The fire’s current acreage is 73,922, according to an infrared flight. It has torched a significant amount of the shoreline of Waldo Lake. Much of Route 58 through the Cascades is presently closed due to the fire.
The Cedar Creek Fire ignited August 1st and was caused by lightning. 862 personnel are currently working on fighting this fire, with 29 engines, 19 crews, 46 pieces of heavy equipment and 8 helicopters.
“The fire has not crossed west of Highway 19; firefighters are working to hold and improve the east side,” a morning update explained.
“Spot fires crossed south of Highway 58 at Kitson Ridge. Firefighters are working to keep the fire north of Forest Road 1928. Today’s fire activity is expected to be extreme with long-range spotting and crown runs.”
“Expect a large smoke column to develop by mid-morning. East of Waldo Lake, the Alaska Incident Management Team has established two branches and six divisions to work in the Deschutes National Forest side of the Cedar Creek Fire. Where possible, direct attack water drops with helicopters is occurring on the southeast edge. Crews are preparing Road 4290 from Charlton Lakes to the Cascade Lakes Highway to control the spread of the fire to the southeast.”
“To prevent the spread of the fire toward the east, efforts are focused on shaded fuel breaks 100–200 feet in depth on both sides of the Cascade Lakes Highway.
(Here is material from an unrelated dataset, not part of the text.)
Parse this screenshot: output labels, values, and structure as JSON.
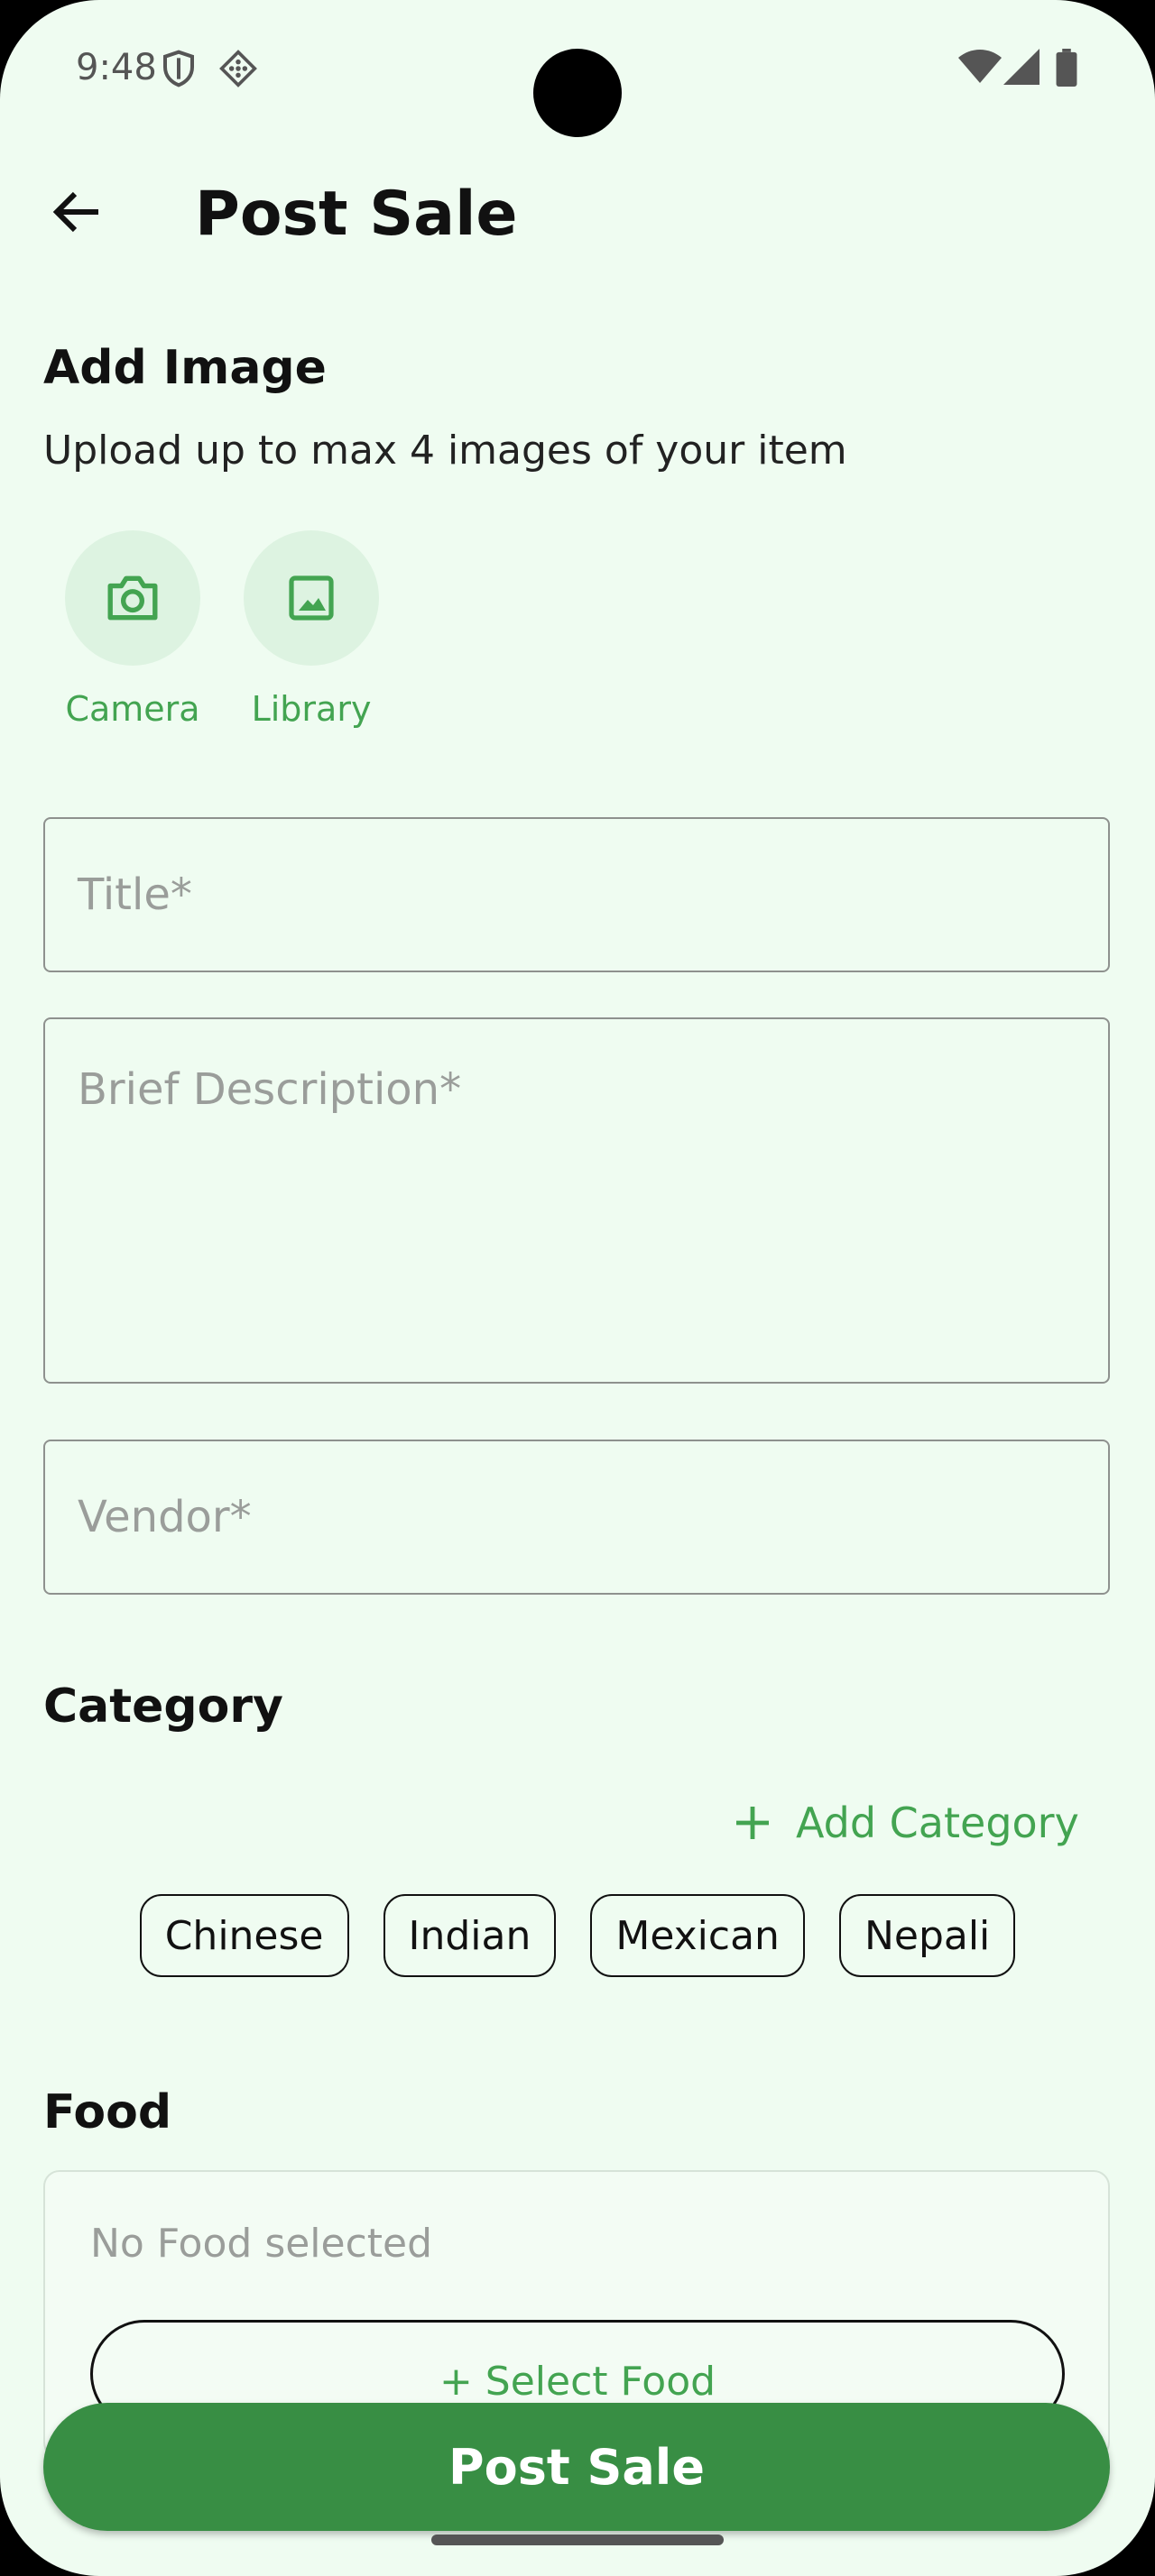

Crews are working in the Brown Mountain area south of Crane Prairie Lake and working north. From the north, crews are working from the 2017 Nash Fire burned area near Elk Lake and improving the fuel breaks on both sides of the Cascade Lakes Highway working south. Additional contingencies are being scouted for east of the Cascade Lakes Highway.”
Meanwhile, up in the Mount Hood area, a smaller fire that ignited in Milo McIver State Park close to the entrance and day use area (which contains a nice lookout offering views of Mount Hood) forced the authorities to evacuate the entire park during the middle of the night, including those who staying in the campground.
Clackamas County evacuated nearby residents. Authoritieis told KATU 2 they have done a good job containing the fire. “We have been doing a great job keeping it at bay,” an official said. “We really expect to get a pretty good handle on it.”
Further to the south, firefighers were making progress on the Double Creek Fire.
“The cooler weather has moderated fire behavior somewhat in the timber, but the fire is still actively spreading in the grass. Structure protection preparations are complete along Lostine Road. Oregon State Fire Marshal (OSFM) task forces continue to assist with operations on the south side of Double Creek.”
The fire is now at 147,582 acres in size.
It is 15% contained, with 796 personnel assigned.
“The west side of the fire has been secured and Upper Imnaha Road from Imnaha to Freezeout Road is in patrol status,” a Saturday morning update explained.
“The fire continues to actively spread in the dry grass on the north, east, and south side of the fire. Firefighters are working in Horse Creek drainage on the north side of the fire to secure structures and look for opportunities to build control line to the east. River boats are being used to patrol and assess structure protection needs along the Snake River. Firefighters continue to protect structures along Upper Imnaha Road on the south side of the fire and to scout for potential control lines to tie the road to the Snake River to the east.”
“The OSFM task forces are engaged in structure protection preparations in Imnaha River Woods four miles south of the fires edge.
Index of significant fires
NW Pasayten Complex